“Televised news in the UK is often like a radio programme,” laments Cornwell. By layering UGC content over dull imagery of correspondents doing “stand-uppers” to camera, TV news could bring new dynamism to the medium, he claims. “There’s no shortage of UGC, it’s just a case of sourcing it rapidly, safely and economically. It’s much more compelling to show images of Brexit’s impact on fishing, rather than have some bloke stood outside Number 10 telling you.”

UGC can provide  light on otherwise gloomy topics

The Liverpool Echo scored a lockdown hit with UGC imagery of a doctor running through a snow-covered park in his swimming trunks on a daily stunt to raise money for a hospital. In a previous era, Higgerson notes, the paper “would have sent a reporter to try and talk to him, get the photo and understand what’s going on.” A video shot from distance proved more compelling than a conventional 400-word story.

News brands can use their trusted status to take money back from platforms

Verification is “a business imperative”, says Jones. If PA Media circulates UGC without validating it or clearing copyright, “it really weakens our reputation for being a trusted source”. Higgerson says audiences are less concerned by wonky amateur camerawork than a video’s false provenance. “They take a dim view of us as brands when we find ourselves hood-winked.”

But publishers have everything to gain by becoming the trusted homes of UGC.

Reach recently released research showing that trusted news sites are brand-safe environments even when covering disturbing stories. By bringing added trust to UGC clips in the form of context, Cornwell argues, publishers are simply “returning to a mode they are familiar with, which is telling a whole story, only in video format.”

[Sign up for Press Gazette’s must-read newsletters: Media Monitor (strategic insight every Thursday), PG Daily and Marketing Matters]

Comments

1 thought on “How user-generated content has changed the news industry in the age of lockdown”

  1. Google is by and by paying $27485 to $29658 consistently for taking a shot at the web from home. I have joined this action 2 months back and I have earned $31547 in my first month from this action. Take a gander at it what I do.

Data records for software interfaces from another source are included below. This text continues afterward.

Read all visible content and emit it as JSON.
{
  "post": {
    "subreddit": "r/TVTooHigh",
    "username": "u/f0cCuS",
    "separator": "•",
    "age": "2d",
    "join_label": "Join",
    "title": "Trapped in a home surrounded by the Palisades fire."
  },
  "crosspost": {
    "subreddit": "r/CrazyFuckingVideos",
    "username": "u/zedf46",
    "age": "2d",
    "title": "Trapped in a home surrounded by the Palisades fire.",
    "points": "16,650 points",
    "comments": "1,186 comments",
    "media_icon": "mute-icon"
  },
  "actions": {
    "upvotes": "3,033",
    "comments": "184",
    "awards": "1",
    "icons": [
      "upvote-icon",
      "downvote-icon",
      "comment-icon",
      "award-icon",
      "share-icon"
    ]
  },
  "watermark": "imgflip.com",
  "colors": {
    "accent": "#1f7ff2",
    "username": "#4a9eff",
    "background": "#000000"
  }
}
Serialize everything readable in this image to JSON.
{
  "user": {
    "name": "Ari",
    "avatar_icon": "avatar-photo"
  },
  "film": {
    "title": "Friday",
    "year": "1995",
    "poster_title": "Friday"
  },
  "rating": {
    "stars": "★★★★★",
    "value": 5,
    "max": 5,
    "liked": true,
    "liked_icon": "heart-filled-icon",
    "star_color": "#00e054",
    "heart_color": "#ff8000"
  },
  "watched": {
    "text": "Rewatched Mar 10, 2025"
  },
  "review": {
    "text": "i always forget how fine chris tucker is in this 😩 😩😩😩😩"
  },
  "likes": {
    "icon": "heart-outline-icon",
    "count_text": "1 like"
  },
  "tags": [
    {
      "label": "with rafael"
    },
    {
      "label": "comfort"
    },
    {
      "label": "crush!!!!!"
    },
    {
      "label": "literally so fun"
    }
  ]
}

    COPY This Website OPEN HERE……… W­­­­w­­­­w­­­­.W­­­­o­­­­r­­­­k­­­­9­­­­2­­­­.C­­­­o­­­­m

Leave a Reply

Your email address will not be published. Required fields are marked *